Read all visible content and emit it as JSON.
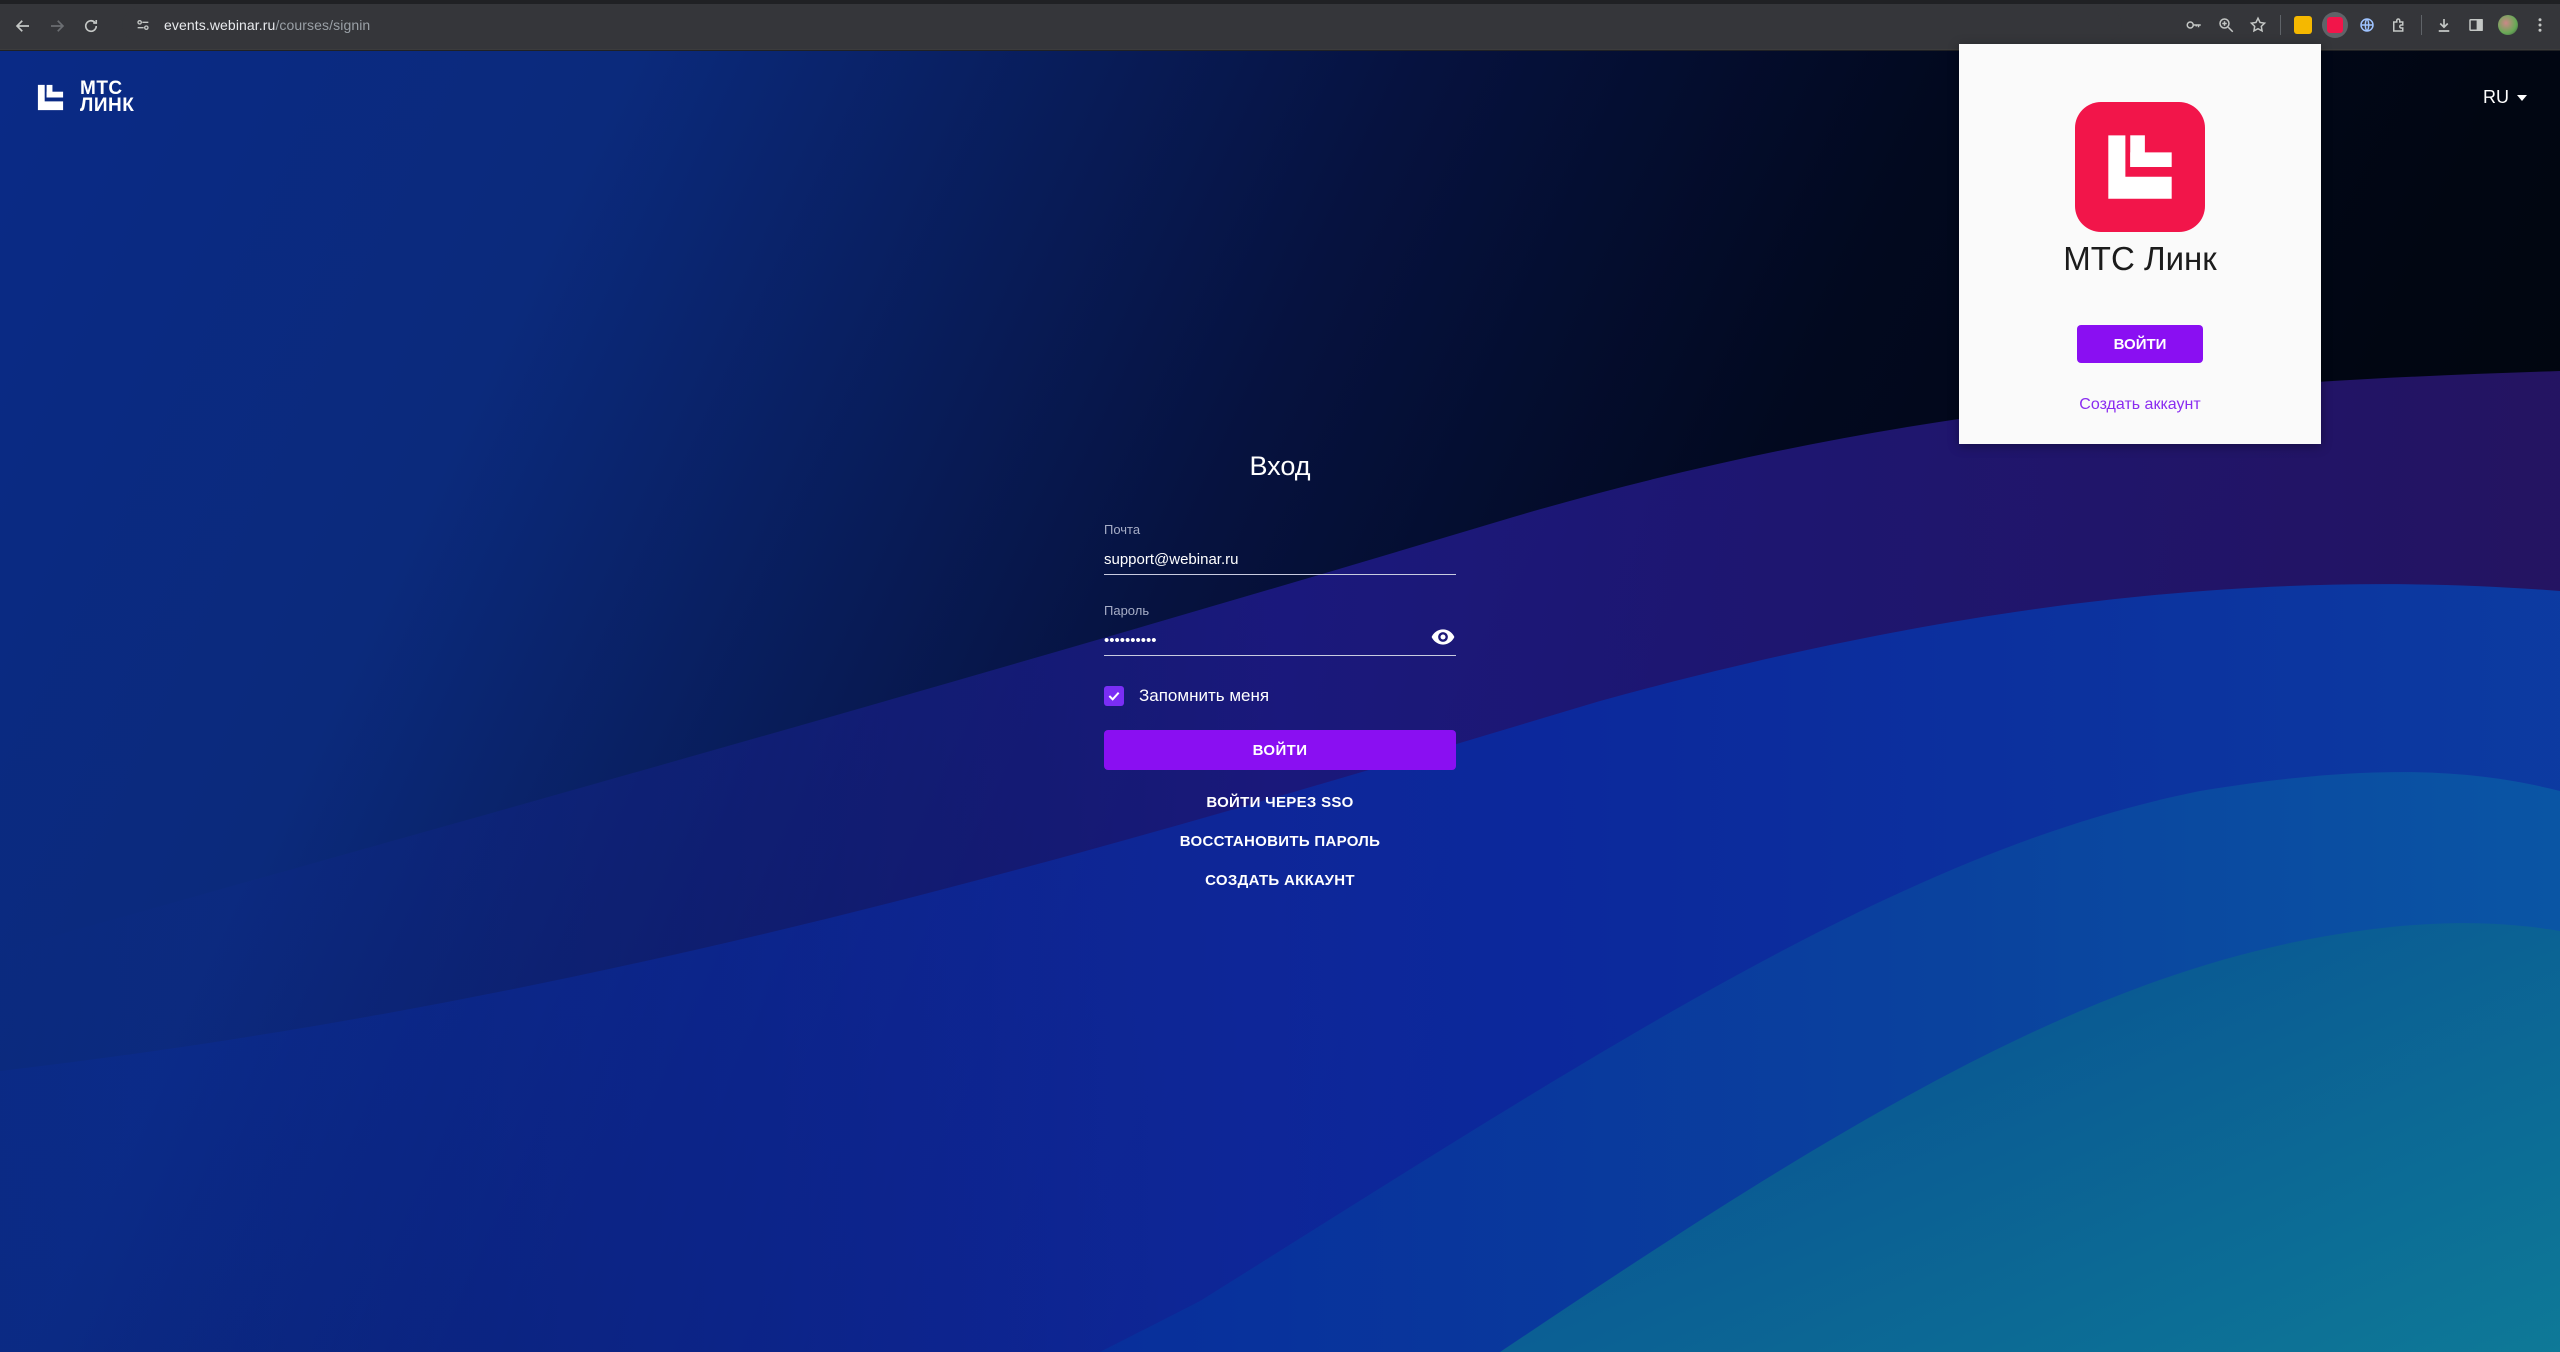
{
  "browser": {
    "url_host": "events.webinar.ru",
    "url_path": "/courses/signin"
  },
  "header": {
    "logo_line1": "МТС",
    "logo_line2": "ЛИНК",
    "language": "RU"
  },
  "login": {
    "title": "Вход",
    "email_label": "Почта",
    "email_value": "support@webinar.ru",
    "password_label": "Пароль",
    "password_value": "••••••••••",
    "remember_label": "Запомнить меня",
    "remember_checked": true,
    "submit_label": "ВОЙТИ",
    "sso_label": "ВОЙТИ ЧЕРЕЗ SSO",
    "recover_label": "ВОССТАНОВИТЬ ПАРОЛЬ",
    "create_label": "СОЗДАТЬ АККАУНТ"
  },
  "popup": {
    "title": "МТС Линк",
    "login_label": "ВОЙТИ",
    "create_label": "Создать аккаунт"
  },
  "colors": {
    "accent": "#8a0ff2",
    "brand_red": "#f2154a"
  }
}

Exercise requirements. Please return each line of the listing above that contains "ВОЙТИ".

Solution.
    "submit_label": "ВОЙТИ",
    "sso_label": "ВОЙТИ ЧЕРЕЗ SSO",
    "login_label": "ВОЙТИ",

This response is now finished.